He plants a tree in Central America for every bottle of Tru spirits he sells to offset the carbon produced in manufacturing.
The government plans on providing direct assistance to families in need to offset the rise in prices.
USA Today, for example, announced in October that it would raise its newsstand price by a third to offset higher newsprint costs.
Let us create lobby groups to offset the negative influence of the National Rifle Association.
Increase of the dose is the usual method to offset this result, but it is irrational to meet exhaustion by over-stimulation.
To offset this (p. 096) the Germans bombarded the British line at that point.
These ideas must have done much to offset the physical weakness and functional handicaps of women in the ancient world.
The belief had been big enough to offset all possible evidence.
The breeze had gone down, which made rowing easier, but the pull of the tide more than offset this advantage.
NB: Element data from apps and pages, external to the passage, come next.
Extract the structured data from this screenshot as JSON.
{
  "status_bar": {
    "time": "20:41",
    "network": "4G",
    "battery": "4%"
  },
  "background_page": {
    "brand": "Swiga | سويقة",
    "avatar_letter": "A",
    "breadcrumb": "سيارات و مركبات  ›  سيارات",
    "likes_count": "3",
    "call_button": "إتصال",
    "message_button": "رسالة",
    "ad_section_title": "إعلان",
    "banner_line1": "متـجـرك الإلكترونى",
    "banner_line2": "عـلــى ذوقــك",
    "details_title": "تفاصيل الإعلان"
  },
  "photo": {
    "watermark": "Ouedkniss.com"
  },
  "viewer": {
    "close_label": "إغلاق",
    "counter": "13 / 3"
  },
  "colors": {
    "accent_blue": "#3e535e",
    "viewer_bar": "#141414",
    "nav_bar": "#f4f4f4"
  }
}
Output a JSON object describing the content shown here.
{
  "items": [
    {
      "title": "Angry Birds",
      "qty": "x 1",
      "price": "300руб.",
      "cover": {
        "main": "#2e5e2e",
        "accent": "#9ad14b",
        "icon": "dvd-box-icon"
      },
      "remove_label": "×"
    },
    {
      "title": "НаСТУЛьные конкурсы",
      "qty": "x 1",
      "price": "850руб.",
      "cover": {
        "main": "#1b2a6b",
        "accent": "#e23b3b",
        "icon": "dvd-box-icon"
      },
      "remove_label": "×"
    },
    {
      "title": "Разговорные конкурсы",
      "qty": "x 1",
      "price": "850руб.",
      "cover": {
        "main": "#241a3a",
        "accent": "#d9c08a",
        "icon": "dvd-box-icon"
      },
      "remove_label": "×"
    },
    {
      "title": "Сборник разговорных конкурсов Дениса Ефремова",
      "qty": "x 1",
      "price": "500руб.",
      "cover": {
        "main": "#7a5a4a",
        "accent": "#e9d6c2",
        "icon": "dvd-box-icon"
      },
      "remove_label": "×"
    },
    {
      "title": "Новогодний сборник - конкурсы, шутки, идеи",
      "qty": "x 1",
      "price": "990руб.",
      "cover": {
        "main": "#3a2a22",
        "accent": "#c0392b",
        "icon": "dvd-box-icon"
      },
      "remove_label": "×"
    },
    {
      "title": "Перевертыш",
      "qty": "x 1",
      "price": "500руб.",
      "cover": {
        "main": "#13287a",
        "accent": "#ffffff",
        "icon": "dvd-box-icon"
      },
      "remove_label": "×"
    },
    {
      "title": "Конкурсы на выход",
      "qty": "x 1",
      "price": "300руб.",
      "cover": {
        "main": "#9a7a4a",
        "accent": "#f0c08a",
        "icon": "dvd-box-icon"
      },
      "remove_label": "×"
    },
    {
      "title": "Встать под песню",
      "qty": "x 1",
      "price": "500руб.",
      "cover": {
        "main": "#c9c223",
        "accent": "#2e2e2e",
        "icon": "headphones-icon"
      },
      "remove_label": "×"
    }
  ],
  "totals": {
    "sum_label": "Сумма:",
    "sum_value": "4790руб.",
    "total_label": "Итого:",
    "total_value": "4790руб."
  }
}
1550s, "act of setting off" (on a journey, etc.), from off + set (adj.). Meaning "something 'set off' against something else, a counterbalance" is from 1769; the verb in this sense is from 1792. As a type of printing, in which the inked impression is first made on a rubber roller then transferred to paper, it is recorded from 1906.
A shoot that develops laterally at the base of a plant, often rooting to form a new plant. Many succulents and cacti are propagated by removing offsets and planting them elsewhere. See more at vegetative reproduction.
An index or position in an array, string, or block of memory usually a non-negative integer.
E.g. the Perl function splice(ARRAY, OFFSET, LENGTH, LIST) replaces LENGTH elements starting at index OFFSET in array with LIST, where offset zero means the start of the array.
For an Intel x86 processor with a segmented address space the offset is the position of a byte relative to the start of the segment.